 • KLCC has a strong 8.6 market share, number two 12+ in the market, perennially maintaining one of the highest public radio shares in the nation. Eugene-Springfield is a public radio rich market, home to three CPB qualified stations:  KLCC, classical KWAX featuring Peter VandeGraff, and "Real Variety in Music" KRVM plus AM repeater stations for OPB and Jefferson Public Radio.
 • KLCC's 8.6 share is greater than the aggregated shares of all the other public radio stations serving Eugene.  That's because the home team always wins, "NPR For Oregonians" is a strong programming position, and FM trumps AM.
  • KLCC attributes its success to execution of a four-year strategic plan including news collaboration with OPB and Ashland's Jefferson Public Radio.  KLCC carries OPB's midday news program "Think Out Loud" and airs stories from OPB reporters everyday in newscasts. 

KEN SAYS: On the right is a comparison of KLCC’s and KOPB’s schedule during the prime listening hours.

Stark’s plan was brilliant and simple.  He put a lot of KOPB’s best programming on KLCC. As we said above, KLCC had been countering KOPB by airing different programs. That caused many people to tune to KOPB for NPR shows.
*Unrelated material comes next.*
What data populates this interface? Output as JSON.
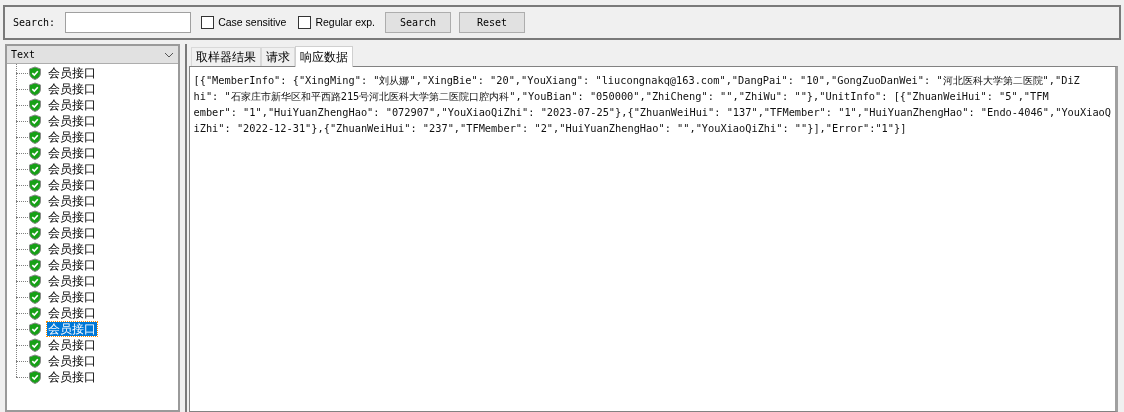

When Stark put his plan in action, KLCC added KOPB’s signature program – Think Out Loud – to KLCC’s schedule.  Many of the best public radio news programs air on KOPB and KLCC at the same time.

What Stark did with these changes was eliminate the reasons listeners had to were tune out KLCC and they came back to KOPB.


Stark’s message continues:

KLCC's future looks bright with the recent creation of the KLCC Public Radio Foundation, a 501c3 established to fund raise and advocate for the station. In its first year, the Foundation transferred $125,000 to KLCC and received multiple grants, including one that funds a Diversity Journalism Fellowship with a position now posted at

KLCC is hiring both a GM and PD.  I'm retiring at the end of the month after 44 years, 7+ stations in public radio.  Former PD Terry Gildea left to become PRNDI's first executive director.  Searches for both positions conducted by Livingston Associates with September 9th closings.

Learn more about the KLCC GM job at

1 comment:

  1. Thank you for writing this piece. John has been a transformative leader for KLCC and positioned the station for continued success.

    Jennifer Steele
    Associate Vice President for Planning and Institutional Effectiveness
    Lane Community College
    Eugene, Oregon